--- Task brief ---
Report, as a single figure, how many lines in the records below include "focale".

--- Record extracts ---
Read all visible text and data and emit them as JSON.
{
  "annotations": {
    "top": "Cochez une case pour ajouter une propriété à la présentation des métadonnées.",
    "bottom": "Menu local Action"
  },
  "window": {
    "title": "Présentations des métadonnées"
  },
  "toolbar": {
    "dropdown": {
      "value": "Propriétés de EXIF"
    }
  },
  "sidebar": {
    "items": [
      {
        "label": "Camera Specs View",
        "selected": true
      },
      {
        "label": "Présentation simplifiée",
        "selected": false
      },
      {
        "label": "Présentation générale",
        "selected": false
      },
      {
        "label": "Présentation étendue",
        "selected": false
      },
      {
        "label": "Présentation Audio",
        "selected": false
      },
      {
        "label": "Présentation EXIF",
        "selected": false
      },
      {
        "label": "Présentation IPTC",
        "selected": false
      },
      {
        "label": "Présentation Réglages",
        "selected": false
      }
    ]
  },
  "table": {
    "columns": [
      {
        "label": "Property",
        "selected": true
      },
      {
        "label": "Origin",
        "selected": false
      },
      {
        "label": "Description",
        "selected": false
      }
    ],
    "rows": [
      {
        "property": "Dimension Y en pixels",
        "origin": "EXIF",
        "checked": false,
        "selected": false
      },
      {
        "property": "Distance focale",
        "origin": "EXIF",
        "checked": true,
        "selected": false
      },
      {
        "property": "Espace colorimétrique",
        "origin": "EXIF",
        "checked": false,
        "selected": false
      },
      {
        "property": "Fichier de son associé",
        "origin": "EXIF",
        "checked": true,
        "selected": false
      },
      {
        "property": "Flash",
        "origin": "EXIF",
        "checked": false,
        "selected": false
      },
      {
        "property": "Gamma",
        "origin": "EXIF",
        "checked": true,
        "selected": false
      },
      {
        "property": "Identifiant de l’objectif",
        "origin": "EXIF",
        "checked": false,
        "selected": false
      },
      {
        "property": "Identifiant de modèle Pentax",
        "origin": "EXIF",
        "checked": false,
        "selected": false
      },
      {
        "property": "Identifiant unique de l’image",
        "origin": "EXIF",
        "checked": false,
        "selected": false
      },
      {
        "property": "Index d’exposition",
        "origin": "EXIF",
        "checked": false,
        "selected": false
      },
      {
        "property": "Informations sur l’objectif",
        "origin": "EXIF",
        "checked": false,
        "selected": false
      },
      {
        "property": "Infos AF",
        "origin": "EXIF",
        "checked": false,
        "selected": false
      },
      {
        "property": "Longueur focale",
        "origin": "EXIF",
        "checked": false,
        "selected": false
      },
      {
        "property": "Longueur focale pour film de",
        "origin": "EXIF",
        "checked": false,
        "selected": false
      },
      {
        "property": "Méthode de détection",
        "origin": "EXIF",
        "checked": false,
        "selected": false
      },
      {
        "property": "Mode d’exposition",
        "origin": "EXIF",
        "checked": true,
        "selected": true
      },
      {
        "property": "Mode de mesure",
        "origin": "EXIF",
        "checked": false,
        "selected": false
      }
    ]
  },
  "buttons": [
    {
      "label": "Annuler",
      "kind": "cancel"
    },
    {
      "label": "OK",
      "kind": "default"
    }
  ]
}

--- Your response ---
3